▶ **Prompt**: Go line by line through the data and copy those with the word "unit".

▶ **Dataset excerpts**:
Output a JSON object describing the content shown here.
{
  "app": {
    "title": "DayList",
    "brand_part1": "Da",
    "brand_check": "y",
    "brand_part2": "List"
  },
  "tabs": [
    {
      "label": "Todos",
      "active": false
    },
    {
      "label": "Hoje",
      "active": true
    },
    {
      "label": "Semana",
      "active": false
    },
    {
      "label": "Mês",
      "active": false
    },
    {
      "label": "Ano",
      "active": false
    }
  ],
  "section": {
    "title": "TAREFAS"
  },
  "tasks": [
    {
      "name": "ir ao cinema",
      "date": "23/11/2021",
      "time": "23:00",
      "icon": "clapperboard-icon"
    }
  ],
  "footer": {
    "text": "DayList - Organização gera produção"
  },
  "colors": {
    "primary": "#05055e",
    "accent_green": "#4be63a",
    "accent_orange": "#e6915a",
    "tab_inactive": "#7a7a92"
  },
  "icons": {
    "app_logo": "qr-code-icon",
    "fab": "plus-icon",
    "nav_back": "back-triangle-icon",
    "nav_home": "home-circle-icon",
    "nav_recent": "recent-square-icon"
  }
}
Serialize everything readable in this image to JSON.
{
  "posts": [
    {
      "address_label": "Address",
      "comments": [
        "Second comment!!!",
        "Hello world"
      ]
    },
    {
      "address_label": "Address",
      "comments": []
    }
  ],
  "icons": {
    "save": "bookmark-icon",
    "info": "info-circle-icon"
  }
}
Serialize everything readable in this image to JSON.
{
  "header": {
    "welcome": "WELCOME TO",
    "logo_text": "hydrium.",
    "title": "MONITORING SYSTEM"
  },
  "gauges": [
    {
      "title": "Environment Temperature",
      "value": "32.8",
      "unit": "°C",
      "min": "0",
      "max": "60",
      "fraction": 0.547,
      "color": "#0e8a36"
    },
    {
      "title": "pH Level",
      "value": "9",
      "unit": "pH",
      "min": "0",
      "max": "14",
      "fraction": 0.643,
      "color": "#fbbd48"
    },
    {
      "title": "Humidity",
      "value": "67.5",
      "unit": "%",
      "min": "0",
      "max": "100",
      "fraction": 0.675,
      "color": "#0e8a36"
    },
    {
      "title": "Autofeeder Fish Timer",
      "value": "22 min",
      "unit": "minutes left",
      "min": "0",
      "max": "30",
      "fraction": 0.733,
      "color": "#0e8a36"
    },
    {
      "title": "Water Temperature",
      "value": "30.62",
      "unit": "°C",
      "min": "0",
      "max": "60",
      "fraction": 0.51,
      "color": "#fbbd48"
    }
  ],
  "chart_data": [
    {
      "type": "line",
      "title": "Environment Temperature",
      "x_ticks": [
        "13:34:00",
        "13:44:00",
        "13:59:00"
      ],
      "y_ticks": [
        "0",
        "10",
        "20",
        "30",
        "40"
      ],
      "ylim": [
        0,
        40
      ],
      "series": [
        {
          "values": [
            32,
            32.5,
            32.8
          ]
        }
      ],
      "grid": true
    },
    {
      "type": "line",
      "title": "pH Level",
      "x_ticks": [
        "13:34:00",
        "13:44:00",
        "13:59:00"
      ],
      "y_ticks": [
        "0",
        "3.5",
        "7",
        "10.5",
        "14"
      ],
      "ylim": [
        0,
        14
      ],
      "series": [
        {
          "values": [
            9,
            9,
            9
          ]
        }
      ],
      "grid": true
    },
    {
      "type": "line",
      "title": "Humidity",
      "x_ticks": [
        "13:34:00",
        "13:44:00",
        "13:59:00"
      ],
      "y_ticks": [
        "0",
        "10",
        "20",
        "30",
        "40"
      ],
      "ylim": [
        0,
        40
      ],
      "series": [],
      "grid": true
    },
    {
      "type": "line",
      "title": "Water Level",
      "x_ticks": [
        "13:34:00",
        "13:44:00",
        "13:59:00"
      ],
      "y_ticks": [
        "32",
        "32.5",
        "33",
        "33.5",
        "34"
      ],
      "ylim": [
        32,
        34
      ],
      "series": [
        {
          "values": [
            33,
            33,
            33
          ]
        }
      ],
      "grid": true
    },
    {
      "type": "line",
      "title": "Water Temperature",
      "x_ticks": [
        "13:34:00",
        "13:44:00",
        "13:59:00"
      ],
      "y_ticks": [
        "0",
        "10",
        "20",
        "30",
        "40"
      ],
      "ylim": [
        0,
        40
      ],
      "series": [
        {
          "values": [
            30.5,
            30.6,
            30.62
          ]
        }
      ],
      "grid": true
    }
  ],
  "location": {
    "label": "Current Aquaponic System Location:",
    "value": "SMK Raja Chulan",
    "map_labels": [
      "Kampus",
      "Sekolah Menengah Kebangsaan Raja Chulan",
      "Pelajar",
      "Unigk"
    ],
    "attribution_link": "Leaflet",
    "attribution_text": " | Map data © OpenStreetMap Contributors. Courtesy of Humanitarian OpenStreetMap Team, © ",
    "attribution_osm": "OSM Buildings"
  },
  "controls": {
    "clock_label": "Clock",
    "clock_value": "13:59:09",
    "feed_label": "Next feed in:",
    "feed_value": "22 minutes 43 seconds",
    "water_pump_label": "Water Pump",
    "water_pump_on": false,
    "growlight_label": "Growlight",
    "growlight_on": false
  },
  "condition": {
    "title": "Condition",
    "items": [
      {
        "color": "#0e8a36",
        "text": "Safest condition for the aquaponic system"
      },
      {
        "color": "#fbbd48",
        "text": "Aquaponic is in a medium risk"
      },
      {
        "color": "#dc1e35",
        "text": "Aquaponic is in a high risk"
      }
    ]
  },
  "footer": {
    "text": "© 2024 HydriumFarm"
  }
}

▶ **Result**:
      "unit": "°C",
      "unit": "pH",
      "unit": "%",
      "unit": "minutes left",
      "unit": "°C",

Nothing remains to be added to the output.